Study material
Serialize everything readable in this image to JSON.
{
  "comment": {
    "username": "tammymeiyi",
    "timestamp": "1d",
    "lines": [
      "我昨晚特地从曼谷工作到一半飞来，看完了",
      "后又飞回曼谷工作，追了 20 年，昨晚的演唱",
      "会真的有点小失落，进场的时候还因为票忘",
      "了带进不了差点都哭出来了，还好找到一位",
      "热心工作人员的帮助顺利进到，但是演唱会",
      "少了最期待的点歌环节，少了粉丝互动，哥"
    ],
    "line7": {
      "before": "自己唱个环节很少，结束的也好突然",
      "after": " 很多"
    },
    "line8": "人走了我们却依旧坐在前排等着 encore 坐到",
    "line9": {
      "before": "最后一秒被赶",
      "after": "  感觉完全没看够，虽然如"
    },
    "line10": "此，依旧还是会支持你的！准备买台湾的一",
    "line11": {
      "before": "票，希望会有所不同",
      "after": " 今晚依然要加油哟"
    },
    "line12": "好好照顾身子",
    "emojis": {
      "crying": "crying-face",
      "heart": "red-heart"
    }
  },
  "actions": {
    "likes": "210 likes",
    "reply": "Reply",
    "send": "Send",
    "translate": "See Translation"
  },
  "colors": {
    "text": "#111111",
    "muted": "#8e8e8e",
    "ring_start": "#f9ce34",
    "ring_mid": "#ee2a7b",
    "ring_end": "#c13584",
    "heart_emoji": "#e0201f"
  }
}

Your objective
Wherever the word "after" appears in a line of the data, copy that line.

Answer box
      "after": " 很多"
      "after": "  感觉完全没看够，虽然如"
      "after": " 今晚依然要加油哟"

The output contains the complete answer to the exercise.